*Task inputs*
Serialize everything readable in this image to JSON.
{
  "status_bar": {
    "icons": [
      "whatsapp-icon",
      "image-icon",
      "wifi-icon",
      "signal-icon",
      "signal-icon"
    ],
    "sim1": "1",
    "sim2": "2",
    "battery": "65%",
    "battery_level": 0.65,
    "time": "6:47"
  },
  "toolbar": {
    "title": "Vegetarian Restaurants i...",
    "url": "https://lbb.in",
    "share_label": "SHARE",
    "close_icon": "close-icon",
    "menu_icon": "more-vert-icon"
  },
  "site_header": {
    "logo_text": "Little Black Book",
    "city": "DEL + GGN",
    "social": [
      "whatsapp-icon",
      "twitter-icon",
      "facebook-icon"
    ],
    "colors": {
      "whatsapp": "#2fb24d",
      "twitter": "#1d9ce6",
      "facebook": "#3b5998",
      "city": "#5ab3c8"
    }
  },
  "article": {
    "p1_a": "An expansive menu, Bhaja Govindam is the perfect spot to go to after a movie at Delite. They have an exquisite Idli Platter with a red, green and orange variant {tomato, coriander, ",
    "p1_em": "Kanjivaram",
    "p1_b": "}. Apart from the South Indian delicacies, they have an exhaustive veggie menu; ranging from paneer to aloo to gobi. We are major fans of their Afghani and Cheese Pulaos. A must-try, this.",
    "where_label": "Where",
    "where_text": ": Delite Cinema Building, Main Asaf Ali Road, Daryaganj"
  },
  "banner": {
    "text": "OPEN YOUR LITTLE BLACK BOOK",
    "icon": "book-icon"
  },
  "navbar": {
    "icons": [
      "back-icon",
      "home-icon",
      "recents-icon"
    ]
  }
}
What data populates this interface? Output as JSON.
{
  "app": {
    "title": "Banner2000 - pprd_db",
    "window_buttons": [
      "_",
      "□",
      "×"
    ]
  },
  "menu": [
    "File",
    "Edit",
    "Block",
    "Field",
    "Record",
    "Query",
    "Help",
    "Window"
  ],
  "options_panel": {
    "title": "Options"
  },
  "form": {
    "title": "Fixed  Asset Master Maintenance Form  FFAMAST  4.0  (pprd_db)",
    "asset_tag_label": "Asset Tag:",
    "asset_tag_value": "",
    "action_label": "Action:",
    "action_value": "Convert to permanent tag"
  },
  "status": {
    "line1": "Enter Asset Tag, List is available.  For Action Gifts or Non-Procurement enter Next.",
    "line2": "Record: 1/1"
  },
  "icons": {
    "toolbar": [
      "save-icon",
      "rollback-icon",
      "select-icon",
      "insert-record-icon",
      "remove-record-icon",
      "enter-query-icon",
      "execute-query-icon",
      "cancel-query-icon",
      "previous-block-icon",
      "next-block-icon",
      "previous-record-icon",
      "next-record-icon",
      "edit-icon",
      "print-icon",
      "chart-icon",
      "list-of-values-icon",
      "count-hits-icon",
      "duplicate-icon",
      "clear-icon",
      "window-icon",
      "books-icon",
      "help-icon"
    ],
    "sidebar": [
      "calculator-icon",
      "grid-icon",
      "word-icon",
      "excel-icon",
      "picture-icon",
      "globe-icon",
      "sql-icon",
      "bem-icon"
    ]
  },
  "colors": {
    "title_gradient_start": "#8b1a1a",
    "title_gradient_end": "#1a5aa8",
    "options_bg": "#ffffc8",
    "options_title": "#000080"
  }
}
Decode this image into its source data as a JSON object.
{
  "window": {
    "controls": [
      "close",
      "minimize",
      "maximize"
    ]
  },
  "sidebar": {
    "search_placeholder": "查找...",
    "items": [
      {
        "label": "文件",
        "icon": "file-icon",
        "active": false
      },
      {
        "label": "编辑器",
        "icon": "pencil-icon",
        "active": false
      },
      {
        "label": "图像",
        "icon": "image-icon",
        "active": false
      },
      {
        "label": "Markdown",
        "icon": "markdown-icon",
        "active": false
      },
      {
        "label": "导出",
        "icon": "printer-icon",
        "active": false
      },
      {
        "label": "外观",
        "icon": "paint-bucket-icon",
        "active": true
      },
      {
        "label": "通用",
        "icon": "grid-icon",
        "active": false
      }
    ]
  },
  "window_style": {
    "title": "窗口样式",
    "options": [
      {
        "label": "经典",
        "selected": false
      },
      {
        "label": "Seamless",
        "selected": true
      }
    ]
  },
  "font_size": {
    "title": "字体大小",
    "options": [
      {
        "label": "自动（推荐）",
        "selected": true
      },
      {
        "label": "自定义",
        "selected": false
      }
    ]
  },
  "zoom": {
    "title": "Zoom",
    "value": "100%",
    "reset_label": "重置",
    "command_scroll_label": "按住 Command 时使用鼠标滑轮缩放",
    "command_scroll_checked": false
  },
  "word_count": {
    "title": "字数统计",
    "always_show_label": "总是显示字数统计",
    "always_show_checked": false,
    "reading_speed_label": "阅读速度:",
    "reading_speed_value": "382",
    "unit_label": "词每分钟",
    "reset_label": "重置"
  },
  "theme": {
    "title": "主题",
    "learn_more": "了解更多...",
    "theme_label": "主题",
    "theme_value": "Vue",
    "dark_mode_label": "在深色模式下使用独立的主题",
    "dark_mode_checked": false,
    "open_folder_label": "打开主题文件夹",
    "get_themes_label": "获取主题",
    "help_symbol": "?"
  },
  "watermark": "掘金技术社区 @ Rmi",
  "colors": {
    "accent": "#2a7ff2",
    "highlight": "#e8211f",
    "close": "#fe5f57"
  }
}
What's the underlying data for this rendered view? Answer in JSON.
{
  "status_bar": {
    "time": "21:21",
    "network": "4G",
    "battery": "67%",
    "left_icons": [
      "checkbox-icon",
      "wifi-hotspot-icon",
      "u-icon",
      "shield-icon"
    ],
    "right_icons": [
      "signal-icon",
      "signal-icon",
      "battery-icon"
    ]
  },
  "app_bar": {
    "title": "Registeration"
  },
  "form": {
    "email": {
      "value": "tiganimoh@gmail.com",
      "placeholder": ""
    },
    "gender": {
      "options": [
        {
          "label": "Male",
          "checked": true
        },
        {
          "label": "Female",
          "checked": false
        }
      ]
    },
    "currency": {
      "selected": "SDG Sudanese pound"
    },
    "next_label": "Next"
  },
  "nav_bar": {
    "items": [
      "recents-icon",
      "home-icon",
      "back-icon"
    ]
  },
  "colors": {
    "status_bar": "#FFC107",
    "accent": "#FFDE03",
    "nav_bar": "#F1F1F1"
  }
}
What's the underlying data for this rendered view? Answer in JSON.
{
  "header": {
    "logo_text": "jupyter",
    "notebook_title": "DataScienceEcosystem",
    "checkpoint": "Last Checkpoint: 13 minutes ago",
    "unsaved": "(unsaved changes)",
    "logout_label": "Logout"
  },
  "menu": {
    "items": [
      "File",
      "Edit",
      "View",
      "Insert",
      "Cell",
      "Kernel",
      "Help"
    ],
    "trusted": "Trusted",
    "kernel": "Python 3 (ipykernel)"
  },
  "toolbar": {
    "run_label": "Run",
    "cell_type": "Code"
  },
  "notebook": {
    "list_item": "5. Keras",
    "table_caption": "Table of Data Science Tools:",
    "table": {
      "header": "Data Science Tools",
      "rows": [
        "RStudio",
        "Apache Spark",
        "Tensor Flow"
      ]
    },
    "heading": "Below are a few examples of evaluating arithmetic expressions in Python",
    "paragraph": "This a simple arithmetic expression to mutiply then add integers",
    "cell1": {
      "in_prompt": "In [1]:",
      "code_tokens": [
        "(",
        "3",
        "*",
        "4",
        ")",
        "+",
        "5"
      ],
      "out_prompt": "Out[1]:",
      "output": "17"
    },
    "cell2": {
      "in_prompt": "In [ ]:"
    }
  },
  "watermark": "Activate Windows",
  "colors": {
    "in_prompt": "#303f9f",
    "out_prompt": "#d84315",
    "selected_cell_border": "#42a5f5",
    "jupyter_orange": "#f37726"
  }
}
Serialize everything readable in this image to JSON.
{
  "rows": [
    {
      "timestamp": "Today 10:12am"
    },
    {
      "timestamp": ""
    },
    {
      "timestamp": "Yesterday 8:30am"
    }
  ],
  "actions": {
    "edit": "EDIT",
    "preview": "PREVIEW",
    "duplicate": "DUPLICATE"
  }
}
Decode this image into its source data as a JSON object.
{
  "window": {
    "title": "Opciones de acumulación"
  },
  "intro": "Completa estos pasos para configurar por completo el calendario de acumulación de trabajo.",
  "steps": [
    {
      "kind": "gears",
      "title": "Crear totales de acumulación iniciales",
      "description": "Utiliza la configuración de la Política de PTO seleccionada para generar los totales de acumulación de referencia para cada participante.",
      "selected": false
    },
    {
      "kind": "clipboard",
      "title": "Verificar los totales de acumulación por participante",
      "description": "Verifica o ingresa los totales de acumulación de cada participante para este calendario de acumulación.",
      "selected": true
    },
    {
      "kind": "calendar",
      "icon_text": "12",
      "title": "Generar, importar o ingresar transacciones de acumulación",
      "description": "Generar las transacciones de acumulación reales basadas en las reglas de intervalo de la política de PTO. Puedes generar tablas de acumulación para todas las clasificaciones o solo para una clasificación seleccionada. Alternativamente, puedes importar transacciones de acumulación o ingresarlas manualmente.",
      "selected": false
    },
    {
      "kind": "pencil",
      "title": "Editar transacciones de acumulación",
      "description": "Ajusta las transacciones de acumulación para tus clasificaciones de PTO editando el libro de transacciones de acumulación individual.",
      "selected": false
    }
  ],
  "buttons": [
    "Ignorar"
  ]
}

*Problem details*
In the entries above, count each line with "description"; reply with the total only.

*Solution for this exercise*
4